A diagnosis is made via a medical professional’s evaluation, and tests to check for possible complications.
Medical professionals usually diagnose pica by determining what the individual has been eating.
Pica is diagnosed when individuals persistently eat things that are not food for one (1) month or longer.
The disorder is not diagnosed in children under two (2) years old because at that age, eating such materials is considered part of normal development.
It is also not diagnosed when eating such materials is part of the individual’s culture.
If medical professionals suspect the disorder, they evaluate nutritional status to check for weight loss and nutritional deficiencies.
Sometimes pica is diagnosed when an individual has symptoms of a blockage in the digestive tract (such as severe cramping or constipation) or lead poisoning and is taken to the emergency department or to see a medical professional.
X-rays may be taken to check for blockages in the digestive tract.

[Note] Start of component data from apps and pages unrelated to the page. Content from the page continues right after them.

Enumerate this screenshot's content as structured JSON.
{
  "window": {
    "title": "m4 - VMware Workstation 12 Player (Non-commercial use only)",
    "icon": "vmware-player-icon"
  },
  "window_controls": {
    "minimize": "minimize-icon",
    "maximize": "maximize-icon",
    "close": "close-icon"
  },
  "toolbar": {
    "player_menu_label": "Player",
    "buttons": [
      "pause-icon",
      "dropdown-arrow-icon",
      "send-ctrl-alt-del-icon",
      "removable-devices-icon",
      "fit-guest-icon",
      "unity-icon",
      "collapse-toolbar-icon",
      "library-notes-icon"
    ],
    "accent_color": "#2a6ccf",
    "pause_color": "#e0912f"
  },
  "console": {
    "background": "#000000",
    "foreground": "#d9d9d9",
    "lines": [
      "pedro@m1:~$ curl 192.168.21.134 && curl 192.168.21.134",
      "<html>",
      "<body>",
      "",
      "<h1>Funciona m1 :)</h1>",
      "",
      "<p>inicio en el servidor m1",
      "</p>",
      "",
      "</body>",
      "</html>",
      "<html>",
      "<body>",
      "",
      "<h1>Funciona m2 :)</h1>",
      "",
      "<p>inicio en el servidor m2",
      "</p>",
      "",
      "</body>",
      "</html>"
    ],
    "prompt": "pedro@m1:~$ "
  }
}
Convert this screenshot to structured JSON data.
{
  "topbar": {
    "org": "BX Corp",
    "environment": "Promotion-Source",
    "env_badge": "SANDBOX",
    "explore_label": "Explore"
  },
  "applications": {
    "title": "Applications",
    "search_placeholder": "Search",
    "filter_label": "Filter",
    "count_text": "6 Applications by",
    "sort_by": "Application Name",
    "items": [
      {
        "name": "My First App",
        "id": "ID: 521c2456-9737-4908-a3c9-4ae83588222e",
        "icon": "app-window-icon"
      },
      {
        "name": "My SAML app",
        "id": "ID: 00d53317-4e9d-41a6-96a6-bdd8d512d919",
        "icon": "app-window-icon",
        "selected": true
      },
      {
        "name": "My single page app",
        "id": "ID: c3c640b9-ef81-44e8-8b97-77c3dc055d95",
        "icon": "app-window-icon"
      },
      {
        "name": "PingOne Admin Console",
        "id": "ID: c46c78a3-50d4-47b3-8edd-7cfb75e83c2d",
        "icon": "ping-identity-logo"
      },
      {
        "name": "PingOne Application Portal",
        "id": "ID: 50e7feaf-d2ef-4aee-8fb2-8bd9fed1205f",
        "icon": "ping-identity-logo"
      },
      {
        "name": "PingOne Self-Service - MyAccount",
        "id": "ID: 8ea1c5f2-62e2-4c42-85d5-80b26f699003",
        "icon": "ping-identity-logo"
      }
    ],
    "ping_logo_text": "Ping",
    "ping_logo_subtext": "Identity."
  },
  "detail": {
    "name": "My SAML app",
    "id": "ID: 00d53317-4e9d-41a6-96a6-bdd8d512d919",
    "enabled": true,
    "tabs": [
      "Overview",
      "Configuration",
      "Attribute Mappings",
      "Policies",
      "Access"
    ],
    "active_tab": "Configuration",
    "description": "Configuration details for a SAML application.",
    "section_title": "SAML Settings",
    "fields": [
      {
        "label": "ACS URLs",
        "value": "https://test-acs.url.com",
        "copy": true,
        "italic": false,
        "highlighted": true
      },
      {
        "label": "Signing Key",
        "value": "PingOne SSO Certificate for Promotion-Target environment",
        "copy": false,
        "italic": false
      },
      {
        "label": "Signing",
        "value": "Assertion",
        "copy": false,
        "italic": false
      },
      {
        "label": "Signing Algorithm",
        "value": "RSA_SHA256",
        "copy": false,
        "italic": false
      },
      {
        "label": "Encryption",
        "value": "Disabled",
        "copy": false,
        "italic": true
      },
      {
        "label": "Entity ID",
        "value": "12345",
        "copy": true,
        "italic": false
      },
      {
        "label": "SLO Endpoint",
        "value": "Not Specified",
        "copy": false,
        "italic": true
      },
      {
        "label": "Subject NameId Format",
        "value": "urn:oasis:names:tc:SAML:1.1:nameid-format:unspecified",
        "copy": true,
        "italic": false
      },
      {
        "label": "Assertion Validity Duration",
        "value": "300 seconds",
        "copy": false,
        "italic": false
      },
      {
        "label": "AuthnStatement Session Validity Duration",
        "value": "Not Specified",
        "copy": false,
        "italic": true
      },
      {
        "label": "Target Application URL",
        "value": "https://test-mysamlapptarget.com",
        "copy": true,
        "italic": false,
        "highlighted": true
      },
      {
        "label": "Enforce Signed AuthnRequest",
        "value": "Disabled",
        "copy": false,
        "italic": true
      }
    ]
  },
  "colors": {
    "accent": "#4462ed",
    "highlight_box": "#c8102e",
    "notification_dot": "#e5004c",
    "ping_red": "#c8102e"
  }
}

Medical professionals may do blood tests to check for lead poisoning or stool tests to check for a parasitic infection.